20 feet of mud and debris trapped 200 vehicles along a California highway.
Drought stricken California was slammed with devastating mudslides over the weekend, trapping 200 vehicles along California 58 east north of downtown Los Angeles.
The trapped vehicles included 75 tractor trailers and two tour bases that were carrying passengers after rain slammed the dry region and triggered flash floods, according to a Los Angeles Times report.
The mudslides hit in the area of Sand Canyon east of Tehachapi, carrying 20 feet of mud and debris across the highway as commuters traveled on Tehachapi Pass in Kern County.
Drivers abandoned their vehicles, and in some cases had to be rescued due to the huge volume of mud that threatened to bury everything in its path. Some, however, remained in their vehicles overnight, braving the difficult conditions.
Rescue crews have managed to get most drivers out, but work continued into Friday to dig through the mud and create a pathway to get the vehicles out and clear the highway. It could take days for crews to clean up the road, and authorities urged people to avoid the area in the meantime until officials can give the all clear.
One witness quoted in the LA Times report said that he looked to his left and saw what looked like a waterfall pouring from a canyon, and the mud suddenly swooped in between the vehicles, stalling them there. The man said he stayed into his truck into late Thursday, and then he left his truck to join other truckers in looking through the cars for anyone who needed rescuing.
California’s difficult drought conditions create a bad situation when torrential rains do strike. It could continue to get worse for the state, with drought conditions still deeply set in and the promise of El Nino bringing heavy rains to the state. California senators wrote a letter to various federal agencies urging for action to protect the state.
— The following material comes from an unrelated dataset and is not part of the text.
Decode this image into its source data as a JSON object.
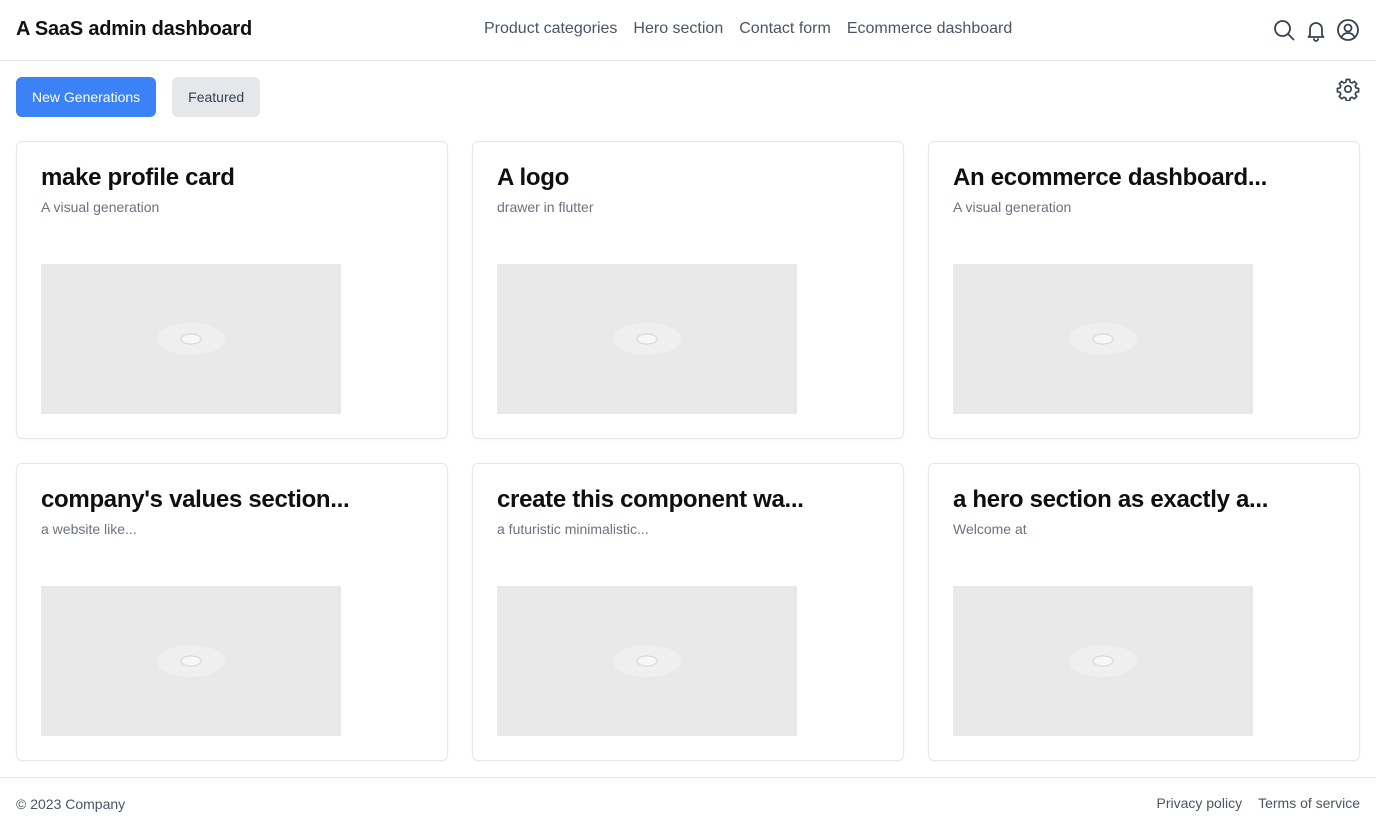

“Given four years of historic drought, a devastating fire season, and likelihood that a strong El Niño will bring heavy rains to California, the risk of flooding is dangerously high,” they wrote. “We are already seeing the potential for disaster.”